If you don’t want to make a stew of it, just simmer the oxtails for 2 hours and 45 minutes, or until they’re so tender the meat nearly falls off the bone.
Now you have a couple choices. If you’re feeling extra rustic, you can serve the oxtails whole and let people pick at them to find all the good bits. However, if you have guests who are a little squeamish about seeing an actual piece of bone on their plate, go ahead and pull the meat off the bone for them. If you’re making a stew, pile the meat on top of the vegetables right before serving. If you’re just making oxtails, try serving the meat on top of a fresh slice of Boxty. (Which you can find in the Hobbit cookbook.)
Before serving, remove 1 cup of fluid from the pot to use as a sauce. You can make an easy gravy by whisking together 2 tbsp flour with ⅓ c cold water until the mix is free of lumps. (If you’re allergic to gluten, substitute 1 tsp cornstarch.) Mix the cup of reserved juices into the cold flour water, whisking violently to keep it lump-free. Add salt, pepper, and Worcestershire sauce to spruce it back up.
After dinner (or after picking the bones clean for squeamish guests), return the bones and other leftover bits of the oxtails to the pot. Fill it the rest of the way up with water and bring it back to a boil. You can add a couple carrots and celery sticks for added flavor if you’d like. Let it boil while you entertain your guests at dinner, or for at least 2-3 hours. That gives it time to leach all the last flavor from the bones and marrow. If the night runs late, you can always put everything in a crockpot set to low and forget about it while you go to sleep.
Either way, you now have delicious home made beef broth you can use in anything. Take a sip and you’ll never want to use store bought broth again. Strain out the solids and store it in the fridge for up to a week.
If you’re not in the mood to make broth from the leftovers, at least make sure to strain all the juices out of the pan left after making your gravy. You can make a simple, filling soup of it the next day by adding 1 part water to 1 part juices or just sop it up with stale bread for a truly lazy yet decadent snack.

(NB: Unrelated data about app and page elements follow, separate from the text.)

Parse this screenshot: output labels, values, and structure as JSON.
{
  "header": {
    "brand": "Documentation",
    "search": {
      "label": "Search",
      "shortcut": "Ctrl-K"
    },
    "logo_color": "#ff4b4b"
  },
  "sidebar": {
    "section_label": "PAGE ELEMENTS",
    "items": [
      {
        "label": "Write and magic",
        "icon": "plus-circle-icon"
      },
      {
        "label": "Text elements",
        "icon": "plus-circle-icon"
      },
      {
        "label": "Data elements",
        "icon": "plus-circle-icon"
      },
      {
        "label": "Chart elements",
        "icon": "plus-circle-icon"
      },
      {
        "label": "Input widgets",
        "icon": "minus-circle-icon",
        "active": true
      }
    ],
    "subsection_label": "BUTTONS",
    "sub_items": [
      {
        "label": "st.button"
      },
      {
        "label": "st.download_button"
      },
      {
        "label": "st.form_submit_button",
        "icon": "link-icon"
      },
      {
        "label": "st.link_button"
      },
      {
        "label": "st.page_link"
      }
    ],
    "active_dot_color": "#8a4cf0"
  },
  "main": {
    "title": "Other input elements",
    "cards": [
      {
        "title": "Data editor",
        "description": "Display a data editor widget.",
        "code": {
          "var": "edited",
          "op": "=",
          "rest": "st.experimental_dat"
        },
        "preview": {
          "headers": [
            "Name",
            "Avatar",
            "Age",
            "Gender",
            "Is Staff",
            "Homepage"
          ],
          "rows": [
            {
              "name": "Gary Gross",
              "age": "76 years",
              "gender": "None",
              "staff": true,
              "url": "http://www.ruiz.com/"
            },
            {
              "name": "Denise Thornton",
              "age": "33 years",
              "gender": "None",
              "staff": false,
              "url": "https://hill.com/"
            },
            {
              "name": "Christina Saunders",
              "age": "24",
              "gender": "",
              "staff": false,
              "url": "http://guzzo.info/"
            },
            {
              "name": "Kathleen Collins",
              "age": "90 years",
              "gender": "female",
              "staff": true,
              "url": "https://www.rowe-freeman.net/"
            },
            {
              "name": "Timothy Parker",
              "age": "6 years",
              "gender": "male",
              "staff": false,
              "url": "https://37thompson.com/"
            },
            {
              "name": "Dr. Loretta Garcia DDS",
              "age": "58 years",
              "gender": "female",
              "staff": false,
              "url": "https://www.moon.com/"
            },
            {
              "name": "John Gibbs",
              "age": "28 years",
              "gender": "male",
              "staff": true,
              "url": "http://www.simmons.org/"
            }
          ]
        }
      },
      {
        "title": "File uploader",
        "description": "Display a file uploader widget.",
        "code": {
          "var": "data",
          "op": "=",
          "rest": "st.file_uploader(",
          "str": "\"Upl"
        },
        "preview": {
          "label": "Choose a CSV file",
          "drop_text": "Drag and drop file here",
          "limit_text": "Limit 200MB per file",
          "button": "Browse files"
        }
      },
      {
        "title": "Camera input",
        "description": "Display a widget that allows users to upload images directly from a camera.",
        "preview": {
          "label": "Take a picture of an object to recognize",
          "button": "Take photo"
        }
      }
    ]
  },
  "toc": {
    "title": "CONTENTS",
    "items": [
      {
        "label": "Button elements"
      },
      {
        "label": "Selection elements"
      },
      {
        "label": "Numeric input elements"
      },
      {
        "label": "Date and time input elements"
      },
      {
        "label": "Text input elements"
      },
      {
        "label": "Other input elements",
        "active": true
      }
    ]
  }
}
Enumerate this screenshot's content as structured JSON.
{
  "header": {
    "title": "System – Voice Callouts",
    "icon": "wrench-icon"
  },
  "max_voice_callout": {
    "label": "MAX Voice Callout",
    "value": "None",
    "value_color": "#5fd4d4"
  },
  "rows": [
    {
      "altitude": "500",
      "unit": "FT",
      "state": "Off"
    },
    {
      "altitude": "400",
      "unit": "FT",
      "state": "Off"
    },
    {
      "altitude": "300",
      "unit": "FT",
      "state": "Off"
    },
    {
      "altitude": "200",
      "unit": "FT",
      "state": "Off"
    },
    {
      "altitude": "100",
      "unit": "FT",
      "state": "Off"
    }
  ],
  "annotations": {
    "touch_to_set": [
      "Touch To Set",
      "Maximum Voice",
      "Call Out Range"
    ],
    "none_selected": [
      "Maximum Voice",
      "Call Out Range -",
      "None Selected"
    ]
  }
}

I received a PDF of the book at no cost to me. I'll probably buy the hardcover version when it's available, because it's really cute and I'm a geek.